• [Problem requirements]: The answer must be every entry, given again word for word.

[Excerpts from an interface dataset]
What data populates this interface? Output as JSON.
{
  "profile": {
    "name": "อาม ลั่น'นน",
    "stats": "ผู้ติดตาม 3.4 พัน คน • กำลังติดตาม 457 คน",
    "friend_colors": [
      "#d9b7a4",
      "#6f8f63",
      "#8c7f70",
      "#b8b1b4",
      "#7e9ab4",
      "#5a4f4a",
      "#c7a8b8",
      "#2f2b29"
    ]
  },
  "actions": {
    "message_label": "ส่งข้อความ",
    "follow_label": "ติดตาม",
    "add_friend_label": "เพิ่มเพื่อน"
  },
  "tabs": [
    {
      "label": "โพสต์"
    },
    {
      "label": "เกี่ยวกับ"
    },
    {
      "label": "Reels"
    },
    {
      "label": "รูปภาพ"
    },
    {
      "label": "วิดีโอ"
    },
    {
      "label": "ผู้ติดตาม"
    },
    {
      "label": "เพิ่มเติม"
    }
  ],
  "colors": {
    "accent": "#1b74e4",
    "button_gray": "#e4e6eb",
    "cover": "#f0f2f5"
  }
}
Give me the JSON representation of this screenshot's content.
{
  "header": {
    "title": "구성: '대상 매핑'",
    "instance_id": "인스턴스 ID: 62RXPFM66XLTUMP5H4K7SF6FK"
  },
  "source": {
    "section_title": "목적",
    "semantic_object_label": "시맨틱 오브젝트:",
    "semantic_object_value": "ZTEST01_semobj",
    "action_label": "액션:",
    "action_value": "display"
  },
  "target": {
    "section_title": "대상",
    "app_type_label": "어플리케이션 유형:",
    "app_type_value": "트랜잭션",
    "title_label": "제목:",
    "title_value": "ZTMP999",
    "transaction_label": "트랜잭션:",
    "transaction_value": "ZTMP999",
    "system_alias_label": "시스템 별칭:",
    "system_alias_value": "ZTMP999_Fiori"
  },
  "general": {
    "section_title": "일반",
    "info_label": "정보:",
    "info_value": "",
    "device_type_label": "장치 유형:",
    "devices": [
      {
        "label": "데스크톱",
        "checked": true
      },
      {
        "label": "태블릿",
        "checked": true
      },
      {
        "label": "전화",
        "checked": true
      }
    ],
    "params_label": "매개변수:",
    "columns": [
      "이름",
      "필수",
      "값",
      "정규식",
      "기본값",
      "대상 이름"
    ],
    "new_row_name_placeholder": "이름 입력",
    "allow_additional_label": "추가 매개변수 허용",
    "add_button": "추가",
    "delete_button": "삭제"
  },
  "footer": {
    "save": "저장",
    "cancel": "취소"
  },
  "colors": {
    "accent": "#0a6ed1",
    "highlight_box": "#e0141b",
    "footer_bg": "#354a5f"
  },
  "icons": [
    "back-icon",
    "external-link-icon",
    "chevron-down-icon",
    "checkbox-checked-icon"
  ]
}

• [Solution below]:
What data populates this interface? Output as JSON.
{
  "profile": {
    "name": "อาม ลั่น'นน",
    "stats": "ผู้ติดตาม 3.4 พัน คน • กำลังติดตาม 457 คน",
    "friend_colors": [
      "#d9b7a4",
      "#6f8f63",
      "#8c7f70",
      "#b8b1b4",
      "#7e9ab4",
      "#5a4f4a",
      "#c7a8b8",
      "#2f2b29"
    ]
  },
  "actions": {
    "message_label": "ส่งข้อความ",
    "follow_label": "ติดตาม",
    "add_friend_label": "เพิ่มเพื่อน"
  },
  "tabs": [
    {
      "label": "โพสต์"
    },
    {
      "label": "เกี่ยวกับ"
    },
    {
      "label": "Reels"
    },
    {
      "label": "รูปภาพ"
    },
    {
      "label": "วิดีโอ"
    },
    {
      "label": "ผู้ติดตาม"
    },
    {
      "label": "เพิ่มเติม"
    }
  ],
  "colors": {
    "accent": "#1b74e4",
    "button_gray": "#e4e6eb",
    "cover": "#f0f2f5"
  }
}
Give me the JSON representation of this screenshot's content.
{
  "header": {
    "title": "구성: '대상 매핑'",
    "instance_id": "인스턴스 ID: 62RXPFM66XLTUMP5H4K7SF6FK"
  },
  "source": {
    "section_title": "목적",
    "semantic_object_label": "시맨틱 오브젝트:",
    "semantic_object_value": "ZTEST01_semobj",
    "action_label": "액션:",
    "action_value": "display"
  },
  "target": {
    "section_title": "대상",
    "app_type_label": "어플리케이션 유형:",
    "app_type_value": "트랜잭션",
    "title_label": "제목:",
    "title_value": "ZTMP999",
    "transaction_label": "트랜잭션:",
    "transaction_value": "ZTMP999",
    "system_alias_label": "시스템 별칭:",
    "system_alias_value": "ZTMP999_Fiori"
  },
  "general": {
    "section_title": "일반",
    "info_label": "정보:",
    "info_value": "",
    "device_type_label": "장치 유형:",
    "devices": [
      {
        "label": "데스크톱",
        "checked": true
      },
      {
        "label": "태블릿",
        "checked": true
      },
      {
        "label": "전화",
        "checked": true
      }
    ],
    "params_label": "매개변수:",
    "columns": [
      "이름",
      "필수",
      "값",
      "정규식",
      "기본값",
      "대상 이름"
    ],
    "new_row_name_placeholder": "이름 입력",
    "allow_additional_label": "추가 매개변수 허용",
    "add_button": "추가",
    "delete_button": "삭제"
  },
  "footer": {
    "save": "저장",
    "cancel": "취소"
  },
  "colors": {
    "accent": "#0a6ed1",
    "highlight_box": "#e0141b",
    "footer_bg": "#354a5f"
  },
  "icons": [
    "back-icon",
    "external-link-icon",
    "chevron-down-icon",
    "checkbox-checked-icon"
  ]
}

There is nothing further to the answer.